Effects of Transportation and Land Use Policies on Air Quality: A Case Study in Austin, Texas

The effects of land use and transportation policies on emissions, ozone concentrations, and a metric for population exposure were investigated for Austin, Texas. Three distinct transportation and land use scenarios were examined with a gravity-based land use model and a standard travel demand model: a business-as-usual scenario, a road pricing policy that included a flat-rate carbon-based tax and congestion pricing of all Austin-area freeways, and an urban growth boundary policy. Two scenarios, a business-as-usual scenario and a flat-rate carbon-based tax and congestion pricing policy, were also examined with a novel, parcel-level land use change and land use intensity model and a standard travel demand model. Transportation and land use policies were predicted to have substantial effects on travel and on emissions of ozone precursors. Emissions of ozone precursors decreased markedly for all 2030 scenarios because of the implementation of more stringent federal motor vehicle emission control programs. Transportation and land use policies were predicted to lead to greater reductions of emissions of ozone precursors relative to the business-as-usual scenario. The effects of such policies on ozone concentrations and population exposure vary. Lower exposure was predicted for the road pricing scenarios, but a penalty appeared to exist in the form of relatively higher exposure predicted for the urban growth boundary on some days. This analysis indicates the potential complexity of planning for urban growth and equity and the need for integrated modeling and policy evaluation efforts.

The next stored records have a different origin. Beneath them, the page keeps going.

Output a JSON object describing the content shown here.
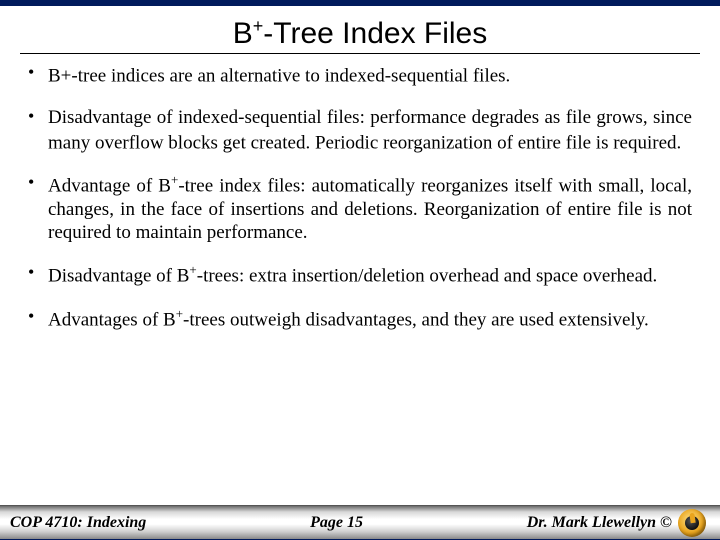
{
  "title": {
    "prefix": "B",
    "sup": "+",
    "suffix": "-Tree Index Files"
  },
  "bullets": [
    {
      "pre": "B+-tree indices are an alternative to indexed-sequential files.",
      "sup": "",
      "post": ""
    },
    {
      "pre": "Disadvantage of indexed-sequential files: performance degrades as file grows, since many overflow blocks get created.  Periodic reorganization of entire file is required.",
      "sup": "",
      "post": ""
    },
    {
      "pre": "Advantage of B",
      "sup": "+",
      "post": "-tree index files:  automatically reorganizes itself with small, local, changes, in the face of insertions and deletions.  Reorganization of entire file is not required to maintain performance."
    },
    {
      "pre": "Disadvantage of B",
      "sup": "+",
      "post": "-trees: extra insertion/deletion overhead and space overhead."
    },
    {
      "pre": "Advantages of B",
      "sup": "+",
      "post": "-trees outweigh disadvantages, and they are used extensively."
    }
  ],
  "footer": {
    "left": "COP 4710: Indexing",
    "center": "Page 15",
    "right": "Dr. Mark Llewellyn ©"
  }
}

Language

  • English

Media Info

Subject/Index Terms

Filing Info

  • Accession Number: 01152748
  • Record Type: Publication
  • ISBN: 9780309142847
  • Report/Paper Numbers: 10-0653
  • Files: TRIS, TRB, ATRI
  • Created Date: Jan 25 2010 10:19AM